Phevos, a tiger brought from Greece to a sanctuary east of San Diego amid international concern that it was being neglected at a zoo outside Athens, has died.
The 17-year-old male tiger was euthanized after weeks of a slow, painful decline that veterinarians at the Lions Tigers & Bears sanctuary in Alpine were unable to arrest, according to a statement released Friday.
"He had progressively shown signs of pain and became increasingly withdrawn from his normal interests and activities," said Jane Meier, the sanctuary's lead veterinarian. "His appetite had steadily decreased, making our abilities to provide pain medication difficult."
Phevos was brought to Lions Tigers & Bears in December after an airlift that took 20 hours.

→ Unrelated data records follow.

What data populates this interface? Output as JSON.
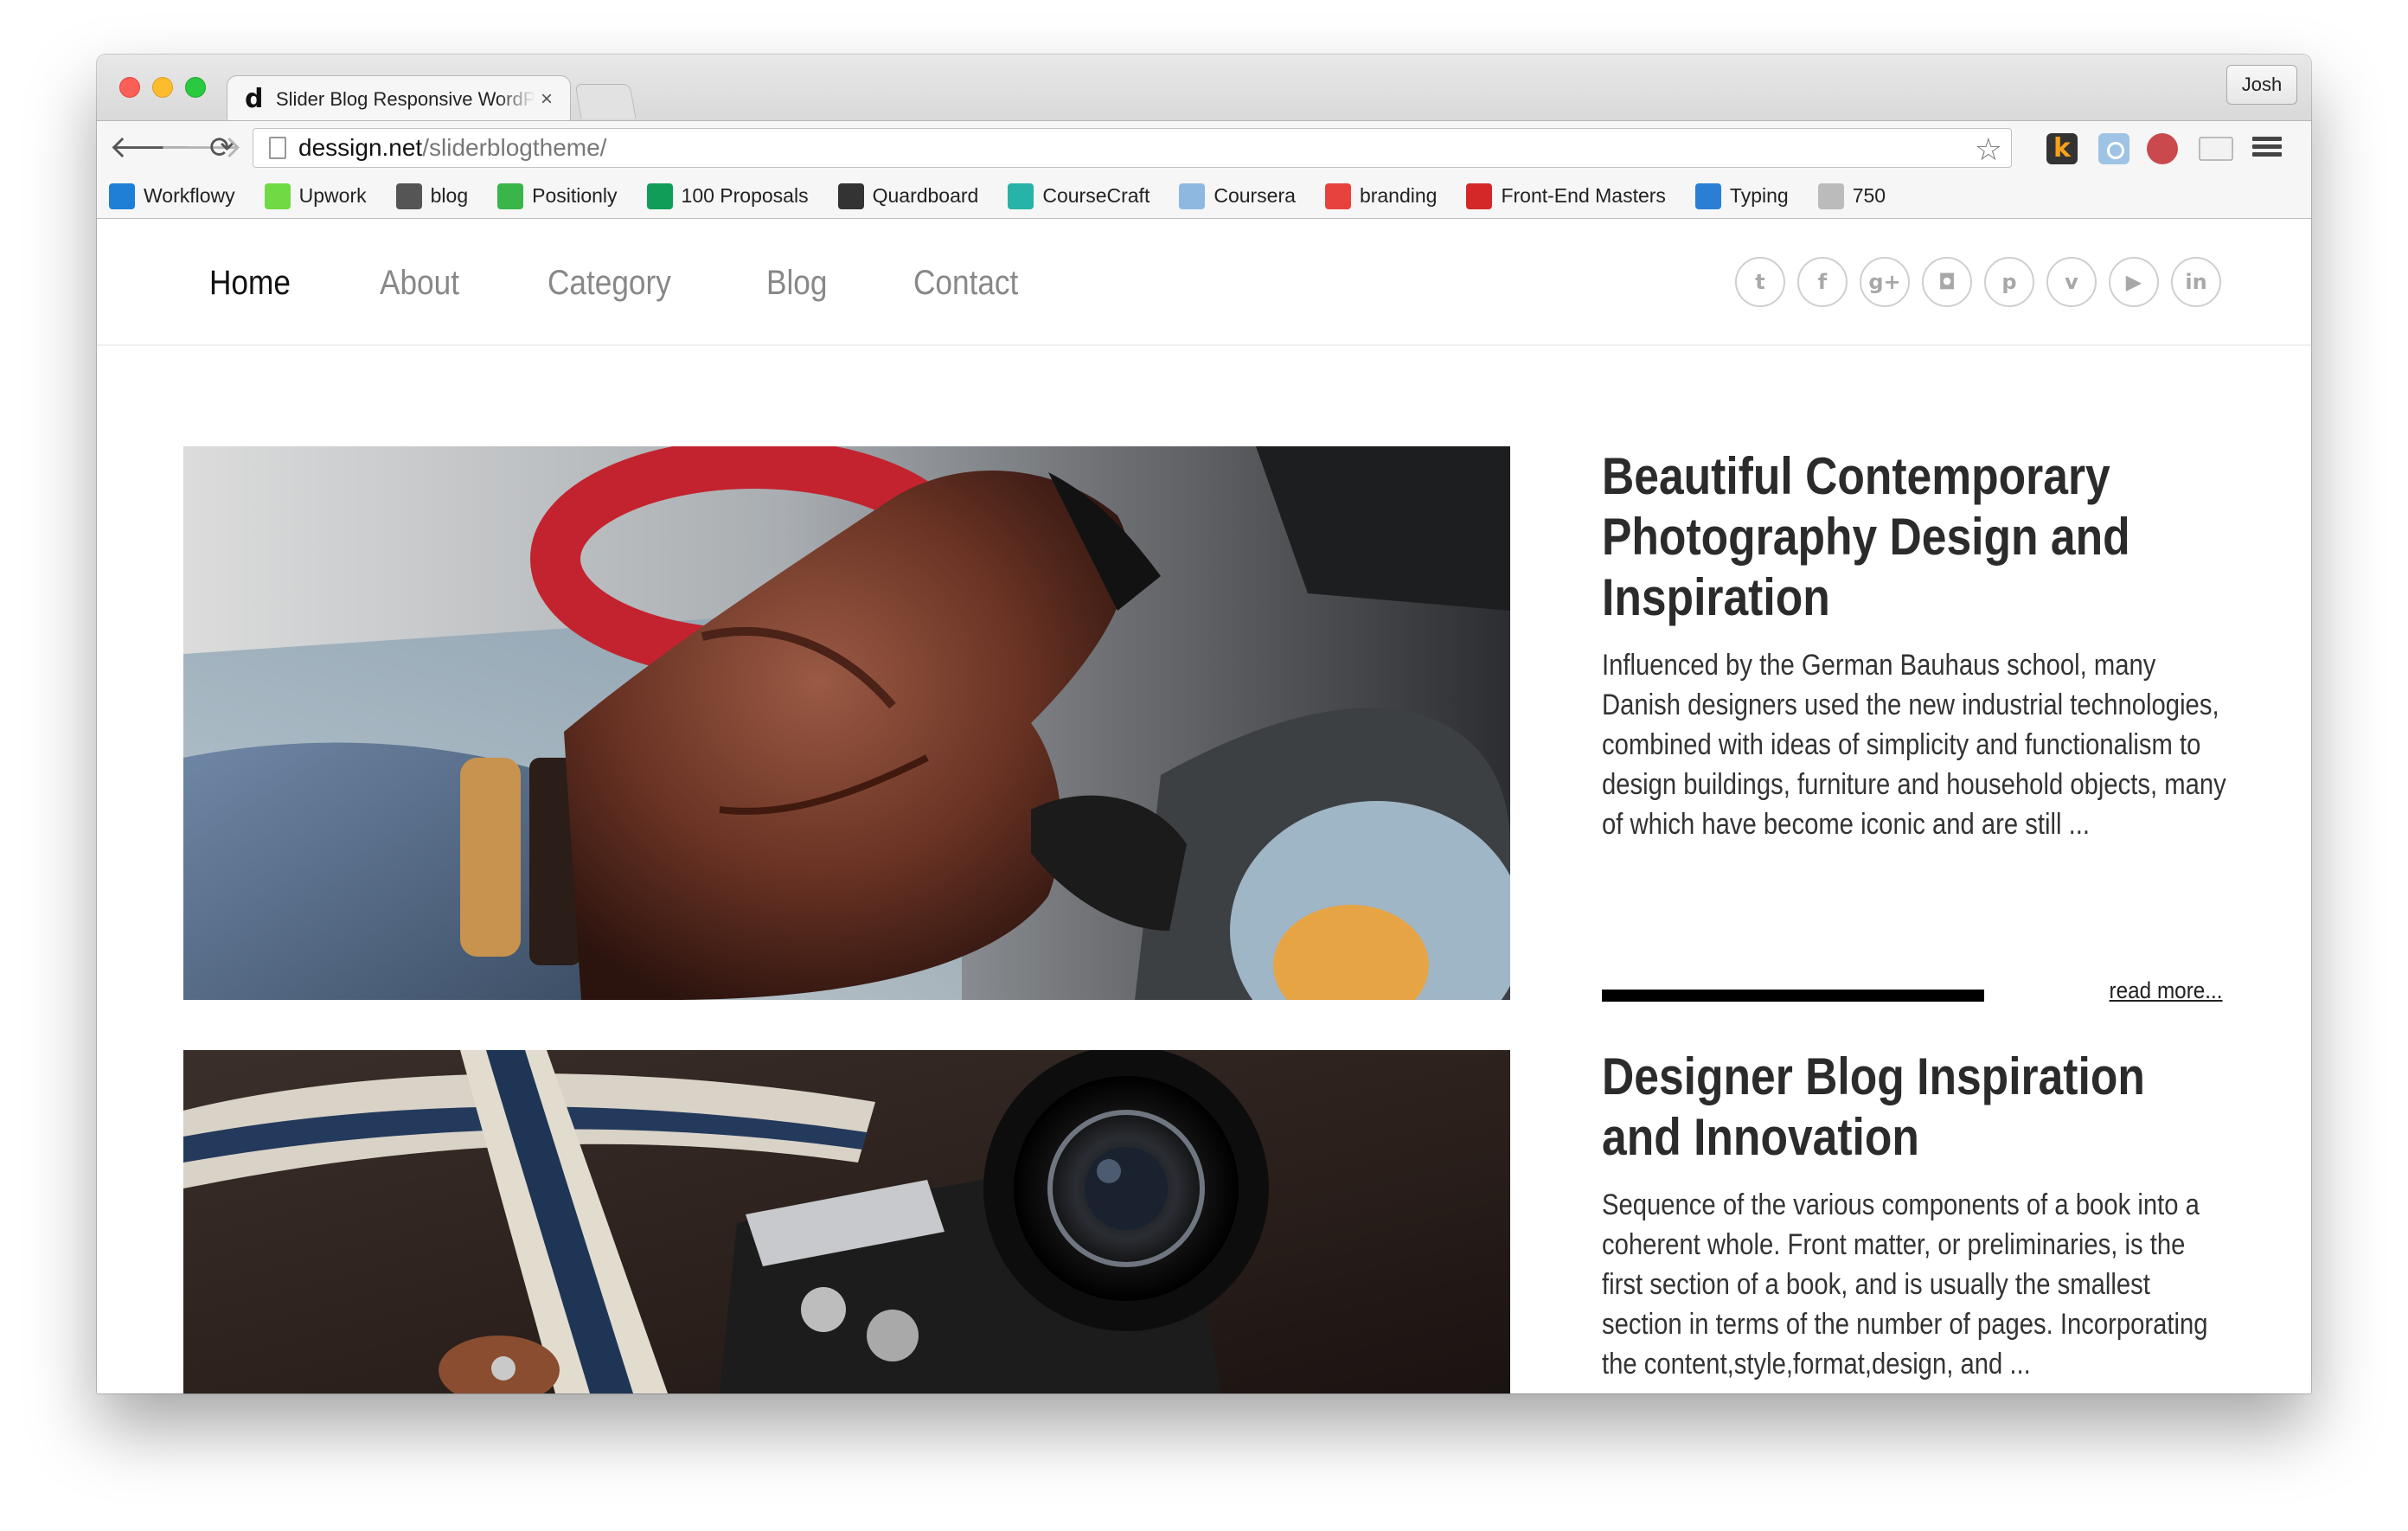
{
  "browser": {
    "tab_title": "Slider Blog Responsive WordPress Theme",
    "tab_favicon": "d",
    "close_glyph": "×",
    "profile": "Josh",
    "url_host": "dessign.net",
    "url_path": "/sliderblogtheme/",
    "ext_k": "k",
    "bookmarks": [
      {
        "label": "Workflowy",
        "icon": "workflowy-icon",
        "color": "#1f7fd6"
      },
      {
        "label": "Upwork",
        "icon": "upwork-icon",
        "color": "#6fda44"
      },
      {
        "label": "blog",
        "icon": "blog-icon",
        "color": "#555555"
      },
      {
        "label": "Positionly",
        "icon": "positionly-icon",
        "color": "#39b54a"
      },
      {
        "label": "100 Proposals",
        "icon": "sheet-icon",
        "color": "#0f9d58"
      },
      {
        "label": "Quardboard",
        "icon": "cube-icon",
        "color": "#333333"
      },
      {
        "label": "CourseCraft",
        "icon": "coursecraft-icon",
        "color": "#27b3a7"
      },
      {
        "label": "Coursera",
        "icon": "folder-icon",
        "color": "#8fb8e0"
      },
      {
        "label": "branding",
        "icon": "branding-icon",
        "color": "#e8423f"
      },
      {
        "label": "Front-End  Masters",
        "icon": "frontend-masters-icon",
        "color": "#d42828"
      },
      {
        "label": "Typing",
        "icon": "typing-icon",
        "color": "#2a7fd4"
      },
      {
        "label": "750",
        "icon": "page-icon",
        "color": "#bbbbbb"
      }
    ]
  },
  "site": {
    "menu": [
      "Home",
      "About",
      "Category",
      "Blog",
      "Contact"
    ],
    "socials": [
      {
        "icon": "twitter-icon",
        "glyph": "t"
      },
      {
        "icon": "facebook-icon",
        "glyph": "f"
      },
      {
        "icon": "google-plus-icon",
        "glyph": "g+"
      },
      {
        "icon": "instagram-icon",
        "glyph": "◘"
      },
      {
        "icon": "pinterest-icon",
        "glyph": "p"
      },
      {
        "icon": "vimeo-icon",
        "glyph": "v"
      },
      {
        "icon": "youtube-icon",
        "glyph": "▶"
      },
      {
        "icon": "linkedin-icon",
        "glyph": "in"
      }
    ]
  },
  "posts": [
    {
      "title": "Beautiful Contemporary Photography Design and Inspiration",
      "excerpt": "Influenced by the German Bauhaus school, many Danish designers used the new industrial technologies, combined with ideas of simplicity and functionalism to design buildings, furniture and household objects, many of which have become iconic and are still ...",
      "read_more": "read more...",
      "image": "leather-glove-on-steering-wheel"
    },
    {
      "title": "Designer Blog Inspiration and Innovation",
      "excerpt": "Sequence of the various components of a book into a coherent whole. Front matter, or preliminaries, is the first section of a book, and is usually the smallest section in terms of the number of pages. Incorporating the content,style,format,design, and ...",
      "image": "vintage-camera-with-strap"
    }
  ]
}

The trip was financed by a British animal-care activist alarmed at reports of Phevos' condition and the death of another tiger at the same zoo.

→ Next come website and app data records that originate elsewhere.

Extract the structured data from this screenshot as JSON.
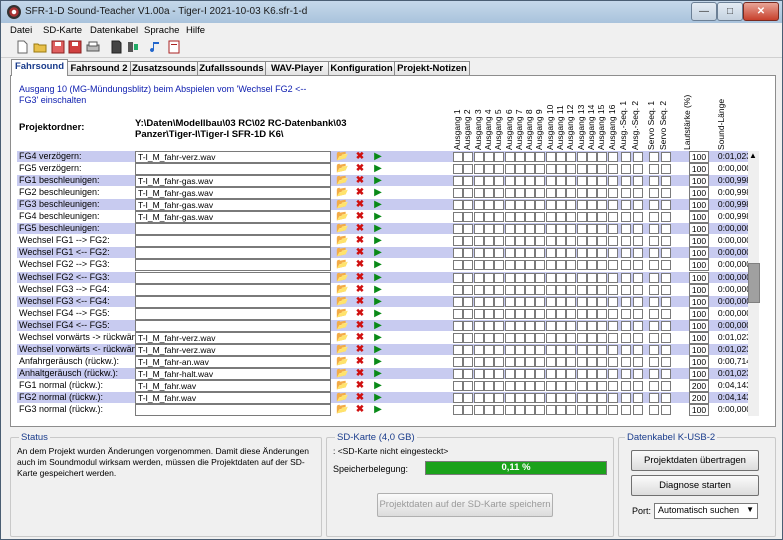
{
  "window": {
    "title": "SFR-1-D Sound-Teacher V1.00a - Tiger-I 2021-10-03 K6.sfr-1-d"
  },
  "menu": [
    "Datei",
    "SD-Karte",
    "Datenkabel",
    "Sprache",
    "Hilfe"
  ],
  "tabs": [
    "Fahrsound",
    "Fahrsound 2",
    "Zusatzsounds",
    "Zufallssounds",
    "WAV-Player",
    "Konfiguration",
    "Projekt-Notizen"
  ],
  "info": {
    "text": "Ausgang 10 (MG-Mündungsblitz) beim Abspielen vom 'Wechsel FG2 <-- FG3' einschalten"
  },
  "project": {
    "label": "Projektordner:",
    "path": "Y:\\Daten\\Modellbau\\03 RC\\02 RC-Datenbank\\03 Panzer\\Tiger-I\\Tiger-I SFR-1D K6\\"
  },
  "columns": {
    "outputs": [
      "Ausgang 1",
      "Ausgang 2",
      "Ausgang 3",
      "Ausgang 4",
      "Ausgang 5",
      "Ausgang 6",
      "Ausgang 7",
      "Ausgang 8",
      "Ausgang 9",
      "Ausgang 10",
      "Ausgang 11",
      "Ausgang 12",
      "Ausgang 13",
      "Ausgang 14",
      "Ausgang 15",
      "Ausgang 16"
    ],
    "seq": [
      "Ausg.-Seq. 1",
      "Ausg.-Seq. 2"
    ],
    "servo": [
      "Servo Seq. 1",
      "Servo Seq. 2"
    ],
    "volume": "Lautstärke (%)",
    "length": "Sound-Länge"
  },
  "rows": [
    {
      "label": "FG4 verzögern:",
      "file": "T-I_M_fahr-verz.wav",
      "volume": "100",
      "length": "0:01,023"
    },
    {
      "label": "FG5 verzögern:",
      "file": "",
      "volume": "100",
      "length": "0:00,000"
    },
    {
      "label": "FG1 beschleunigen:",
      "file": "T-I_M_fahr-gas.wav",
      "volume": "100",
      "length": "0:00,998"
    },
    {
      "label": "FG2 beschleunigen:",
      "file": "T-I_M_fahr-gas.wav",
      "volume": "100",
      "length": "0:00,998"
    },
    {
      "label": "FG3 beschleunigen:",
      "file": "T-I_M_fahr-gas.wav",
      "volume": "100",
      "length": "0:00,998"
    },
    {
      "label": "FG4 beschleunigen:",
      "file": "T-I_M_fahr-gas.wav",
      "volume": "100",
      "length": "0:00,998"
    },
    {
      "label": "FG5 beschleunigen:",
      "file": "",
      "volume": "100",
      "length": "0:00,000"
    },
    {
      "label": "Wechsel FG1 --> FG2:",
      "file": "",
      "volume": "100",
      "length": "0:00,000"
    },
    {
      "label": "Wechsel FG1 <-- FG2:",
      "file": "",
      "volume": "100",
      "length": "0:00,000"
    },
    {
      "label": "Wechsel FG2 --> FG3:",
      "file": "",
      "volume": "100",
      "length": "0:00,000"
    },
    {
      "label": "Wechsel FG2 <-- FG3:",
      "file": "",
      "volume": "100",
      "length": "0:00,000"
    },
    {
      "label": "Wechsel FG3 --> FG4:",
      "file": "",
      "volume": "100",
      "length": "0:00,000"
    },
    {
      "label": "Wechsel FG3 <-- FG4:",
      "file": "",
      "volume": "100",
      "length": "0:00,000"
    },
    {
      "label": "Wechsel FG4 --> FG5:",
      "file": "",
      "volume": "100",
      "length": "0:00,000"
    },
    {
      "label": "Wechsel FG4 <-- FG5:",
      "file": "",
      "volume": "100",
      "length": "0:00,000"
    },
    {
      "label": "Wechsel vorwärts -> rückwärts",
      "file": "T-I_M_fahr-verz.wav",
      "volume": "100",
      "length": "0:01,023"
    },
    {
      "label": "Wechsel vorwärts <- rückwärts",
      "file": "T-I_M_fahr-verz.wav",
      "volume": "100",
      "length": "0:01,023"
    },
    {
      "label": "Anfahrgeräusch (rückw.):",
      "file": "T-I_M_fahr-an.wav",
      "volume": "100",
      "length": "0:00,714"
    },
    {
      "label": "Anhaltgeräusch (rückw.):",
      "file": "T-I_M_fahr-halt.wav",
      "volume": "100",
      "length": "0:01,023"
    },
    {
      "label": "FG1 normal (rückw.):",
      "file": "T-I_M_fahr.wav",
      "volume": "200",
      "length": "0:04,143"
    },
    {
      "label": "FG2 normal (rückw.):",
      "file": "T-I_M_fahr.wav",
      "volume": "200",
      "length": "0:04,143"
    },
    {
      "label": "FG3 normal (rückw.):",
      "file": "",
      "volume": "100",
      "length": "0:00,000"
    }
  ],
  "status": {
    "title": "Status",
    "text": "An dem Projekt wurden Änderungen vorgenommen. Damit diese Änderungen auch im Soundmodul wirksam werden, müssen die Projektdaten auf der SD-Karte gespeichert werden."
  },
  "sd": {
    "title": "SD-Karte (4,0 GB)",
    "card_status": ": <SD-Karte nicht eingesteckt>",
    "mem_label": "Speicherbelegung:",
    "mem_value": "0,11 %",
    "mem_fraction": 0.0011,
    "save_button": "Projektdaten auf der SD-Karte speichern"
  },
  "cable": {
    "title": "Datenkabel K-USB-2",
    "transfer_button": "Projektdaten übertragen",
    "diag_button": "Diagnose starten",
    "port_label": "Port:",
    "port_value": "Automatisch suchen"
  },
  "colors": {
    "row_highlight": "#c8cbf0",
    "tab_active_text": "#1a3c8c",
    "info_text": "#1020b0",
    "progress": "#1ba21b"
  }
}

The BBC, before the airlift, referred to Phevos as "the latest victim of Greece's economic crisis" because the government could not afford to provide adequate care at the zoo. The other tiger at the same zoo died of a wound on its paw that had gone untreated for months.
"This tiger has been living in deplorable conditions for years," Bobbi Brink, founder of Lions Tigers & Bears, said of Phevos upon his arrival in December.
Phevos and five other tigers had been part of a traveling circus from Italy when they were seized by Greek officials in 2002 because the circus lacked appropriate documentation.
The BBC story about Phevos was headlined, "The tiger who flew halfway across the world for a better life." The name Phevos comes from a kind of nickname for Apollo, the Greek god.
In announcing Phevos' death, Brink said this: "He fought a long and hard battle in this lifetime and had been through so much. I am honored to have been able to provide him with compassionate care."
A memorial for Phevos is scheduled for Oct. 3 at the sanctuary, 40 miles east of San Diego.